50by30WR hosts rally for climate action

On Sept. 8, Waterloo Region community members and organizers held a rally for climate action in the Waterloo Town Square. After hearing from speakers including Amy Smoke and Maddie Resmer from the Land Back Camp, attendees helped paint a mural designed by local artist Pamela Rojas. 

Kai Reimer-Watts is one of the original organizers for 50by30, a group that advocates reducing greenhouse gas emissions by 50 per cent by 2030, the group that organized this rally. He said the rally was meant to draw politicians’ attention to both the climate crisis and to the fact that citizens are concerned and demanding climate action.

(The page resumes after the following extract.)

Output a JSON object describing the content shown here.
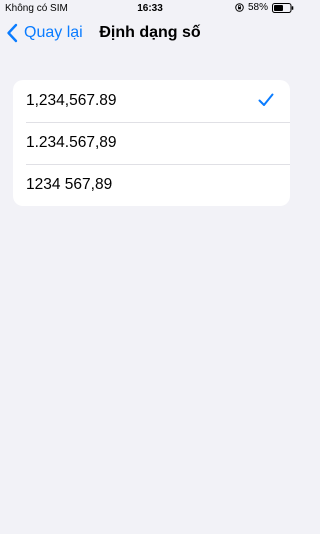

“An election has been called in the midst of a pandemic, a climate emergency, fires burning across the country and we really urgently need to draw attention for all of our political leaders as well as society at large that the time for action on climate change is now. It can’t wait,” he said. “With a potential change in federal government, it’s more important than ever for a wealthy, privileged country like ours to be leading on this issue and leading a just transition to a more sustainable society that leaves nobody behind. So we’re here to say climate change is an accelerating crisis…and we need to protect people and begin a transition to a future where we’re not just going from one crisis to the next.”

The Region of Waterloo and its seven area municipalities have all endorsed the 50by30 goal. Reimer-Watts said that the solutions should be led by the communities that are most impacted by climate change and no one should be left behind in our journey to a more sustainable society. 

“[T]hese are also often people who have done the least to contribute to the crisis…As we’re looking towards a transition which involves change, we need to make sure that the solutions prioritize community wellbeing and particularly folks who are on the frontlines of this crisis,” Reimer-Watts said. “Solutions [should be] led by communities that are impacted so that their wellbeing is taken into account and they are some of the first to benefit from a clean economy.”

Altay Coskun, a classical studies professor at the University of Waterloo, also attended the rally. He recently joined a climate action group on campus and has become increasingly involved in community events, but does not think of himself as an activist. 

Coskun said that, regardless of academic background, everyone should be concerned with the climate crisis. It is his role as a father that motivates him to attend these events, make changes in his life, and be a model for his children. 

“No matter what my background is, I sense that this world is falling apart! I have a family, I have four children and I want this place to be liveable for them. I am not a political activist, I’ve never been…but we need to be bolder, we need to move forward because it is really time to act now,” he said. 

Coskun said people need to take small steps of their own and demand bolder actions from their leaders and politicians. It is important that regular people continue to make their demands be known and not wait for politicians to make decisions before reacting to them. It is also important to continue spreading the climate justice movement. 

“I asked my wife, my oldest daughter, my best friend to join and I think that’s also the strategy that we need for promoting our agendas; we need to talk to people close to us and then go the next step, go the next step, make the movement always larger and larger so we cannot be [overlooked] by the politicians in power,” Coskun said. “We shouldn’t wait until the politicians make their choices, their decisions, or not, we have to do our little steps every single day…But I do think that the many, many little steps have to be there to back up the bold demands with which we approach our politicians because they do not seem to take us seriously.”

“We have to show them that we mean it, we want change now,” Coskun said.